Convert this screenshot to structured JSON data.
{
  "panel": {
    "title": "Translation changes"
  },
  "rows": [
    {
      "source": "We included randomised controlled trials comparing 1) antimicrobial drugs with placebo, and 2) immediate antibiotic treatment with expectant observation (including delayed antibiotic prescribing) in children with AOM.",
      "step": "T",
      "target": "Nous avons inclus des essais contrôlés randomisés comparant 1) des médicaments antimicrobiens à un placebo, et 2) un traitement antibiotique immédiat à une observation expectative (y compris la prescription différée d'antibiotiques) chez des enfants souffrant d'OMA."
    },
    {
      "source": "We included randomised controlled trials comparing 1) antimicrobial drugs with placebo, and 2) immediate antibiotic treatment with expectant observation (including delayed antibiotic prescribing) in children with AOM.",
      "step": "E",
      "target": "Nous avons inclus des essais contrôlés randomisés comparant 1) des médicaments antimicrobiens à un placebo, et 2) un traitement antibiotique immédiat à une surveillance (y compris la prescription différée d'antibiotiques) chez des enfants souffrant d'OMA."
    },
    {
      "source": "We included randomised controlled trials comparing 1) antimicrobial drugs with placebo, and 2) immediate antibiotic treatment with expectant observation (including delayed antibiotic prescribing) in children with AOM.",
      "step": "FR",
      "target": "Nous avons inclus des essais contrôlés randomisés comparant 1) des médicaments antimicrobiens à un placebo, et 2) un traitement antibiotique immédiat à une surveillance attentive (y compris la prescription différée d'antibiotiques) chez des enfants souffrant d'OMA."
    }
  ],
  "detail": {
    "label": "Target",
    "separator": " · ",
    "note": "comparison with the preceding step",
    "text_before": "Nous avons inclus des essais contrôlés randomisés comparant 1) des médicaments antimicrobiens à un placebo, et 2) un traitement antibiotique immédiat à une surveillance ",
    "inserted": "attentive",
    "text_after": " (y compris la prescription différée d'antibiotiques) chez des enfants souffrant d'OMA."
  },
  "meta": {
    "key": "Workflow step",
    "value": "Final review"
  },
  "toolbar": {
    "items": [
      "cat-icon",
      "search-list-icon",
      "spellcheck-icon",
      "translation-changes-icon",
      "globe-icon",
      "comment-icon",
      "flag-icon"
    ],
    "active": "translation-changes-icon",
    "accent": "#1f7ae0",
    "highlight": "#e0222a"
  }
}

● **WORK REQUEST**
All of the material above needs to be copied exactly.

● **RESPONSE BELOW**
Convert this screenshot to structured JSON data.
{
  "panel": {
    "title": "Translation changes"
  },
  "rows": [
    {
      "source": "We included randomised controlled trials comparing 1) antimicrobial drugs with placebo, and 2) immediate antibiotic treatment with expectant observation (including delayed antibiotic prescribing) in children with AOM.",
      "step": "T",
      "target": "Nous avons inclus des essais contrôlés randomisés comparant 1) des médicaments antimicrobiens à un placebo, et 2) un traitement antibiotique immédiat à une observation expectative (y compris la prescription différée d'antibiotiques) chez des enfants souffrant d'OMA."
    },
    {
      "source": "We included randomised controlled trials comparing 1) antimicrobial drugs with placebo, and 2) immediate antibiotic treatment with expectant observation (including delayed antibiotic prescribing) in children with AOM.",
      "step": "E",
      "target": "Nous avons inclus des essais contrôlés randomisés comparant 1) des médicaments antimicrobiens à un placebo, et 2) un traitement antibiotique immédiat à une surveillance (y compris la prescription différée d'antibiotiques) chez des enfants souffrant d'OMA."
    },
    {
      "source": "We included randomised controlled trials comparing 1) antimicrobial drugs with placebo, and 2) immediate antibiotic treatment with expectant observation (including delayed antibiotic prescribing) in children with AOM.",
      "step": "FR",
      "target": "Nous avons inclus des essais contrôlés randomisés comparant 1) des médicaments antimicrobiens à un placebo, et 2) un traitement antibiotique immédiat à une surveillance attentive (y compris la prescription différée d'antibiotiques) chez des enfants souffrant d'OMA."
    }
  ],
  "detail": {
    "label": "Target",
    "separator": " · ",
    "note": "comparison with the preceding step",
    "text_before": "Nous avons inclus des essais contrôlés randomisés comparant 1) des médicaments antimicrobiens à un placebo, et 2) un traitement antibiotique immédiat à une surveillance ",
    "inserted": "attentive",
    "text_after": " (y compris la prescription différée d'antibiotiques) chez des enfants souffrant d'OMA."
  },
  "meta": {
    "key": "Workflow step",
    "value": "Final review"
  },
  "toolbar": {
    "items": [
      "cat-icon",
      "search-list-icon",
      "spellcheck-icon",
      "translation-changes-icon",
      "globe-icon",
      "comment-icon",
      "flag-icon"
    ],
    "active": "translation-changes-icon",
    "accent": "#1f7ae0",
    "highlight": "#e0222a"
  }
}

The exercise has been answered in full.